The McKenzie River is the lifeblood of Eugene, OR. Running 90 miles from its headwaters in Clear Lake in the Cascades, it courses through a watershed sculpted by lava flows, meanders through the lush northern rainforest, crashes down waterfalls, squeezes through hydroelectric dams, and finally filters into our homes through our tap water faucets.

IMG_3638 (1)It’s difficult to imagine the diversity of places through which these waters flow, but thanks to the 9 students partaking in Reflections on Water this year, the stories of the McKenzie River are now being told.

Reflections on Water is a term project that is part of the Environmental Leadership Program (ELP) at University of Oregon. Students apply to be part of the project, and are selected based on their individual skills and interests. In this project, students learn how to use photography as a narrative tool for conservation and education.

Environmental Studies sophomore Sulley Schuster had experience with leadership and team projects, but less so on the photography side of things. “Over the course of the term,” she says, “I’ve been able to improve my skills quite a bit and take this opportunity to explore artistic methods of communicating environmental issues.”

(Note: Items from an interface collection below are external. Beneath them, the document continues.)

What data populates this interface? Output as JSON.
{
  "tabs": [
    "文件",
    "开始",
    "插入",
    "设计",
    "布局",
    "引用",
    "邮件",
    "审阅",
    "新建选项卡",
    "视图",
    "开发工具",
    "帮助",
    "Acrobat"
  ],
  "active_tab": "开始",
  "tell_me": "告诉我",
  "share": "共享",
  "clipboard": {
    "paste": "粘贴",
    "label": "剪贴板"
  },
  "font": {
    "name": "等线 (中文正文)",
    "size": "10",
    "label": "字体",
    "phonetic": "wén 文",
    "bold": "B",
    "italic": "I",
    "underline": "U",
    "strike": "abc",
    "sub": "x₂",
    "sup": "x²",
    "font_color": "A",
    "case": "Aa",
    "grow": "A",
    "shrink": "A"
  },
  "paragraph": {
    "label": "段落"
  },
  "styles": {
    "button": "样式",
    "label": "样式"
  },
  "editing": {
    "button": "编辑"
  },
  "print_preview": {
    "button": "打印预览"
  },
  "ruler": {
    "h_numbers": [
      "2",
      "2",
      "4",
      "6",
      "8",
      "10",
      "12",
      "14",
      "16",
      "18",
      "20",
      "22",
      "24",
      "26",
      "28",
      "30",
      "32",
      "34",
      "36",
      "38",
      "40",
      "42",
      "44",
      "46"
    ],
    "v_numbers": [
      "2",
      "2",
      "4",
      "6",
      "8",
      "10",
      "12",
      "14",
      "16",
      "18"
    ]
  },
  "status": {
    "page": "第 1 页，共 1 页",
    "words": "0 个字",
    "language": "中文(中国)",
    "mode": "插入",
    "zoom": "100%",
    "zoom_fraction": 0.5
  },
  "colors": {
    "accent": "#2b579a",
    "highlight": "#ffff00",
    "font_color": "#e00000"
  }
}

Watch_LeaburgThis year’s group came up with the theme, “Top to Tap.” As team member Anya Vollstedt explains, “Eugene, Oregon’s drinking water takes a tremendous journey before it is cleaned and regulated at Hayden Filtration Plant, and pumped to provide for 200,000 people.”

“I imagine not many people at the University of Oregon actually know where all of our water comes from, let alone how beautiful and pristine this water is before it gets to our tap,” says classmate Riley Fortier.

After spending the term getting to know the river, it is clear the students have a deep understanding of its relevance to Eugene. “This project is important because the McKenzie River plays such a huge role in our community, and many people don’t even realize it,” says Schuster. “Educating the community and providing connections to the McKenzie can help to draw us closer to the place we live and the resources it provides us with.”

Reflections ELPVollstedt voices similar sentiments. “The simple act of turning on a faucet can often dilute the understanding of a water source,” she says. “It is important for people to have a personal connection and understanding of the origin of this water because we are dependent on it for our survival.”

The final product of the team’s efforts will be opening to the public as the Reflections on Water Gallery on Friday, Dec. 4th from 3-5pm outside of Columbia 150. Light refreshments will be served, and the team will be there to answer questions and talk about the project.

In Spring 2016, the Reflections on Water Gallery will be on display at the Museum of Natural and Cultural History.

To learn more about the project and see the students’ photos, check out the Reflections on Water website here: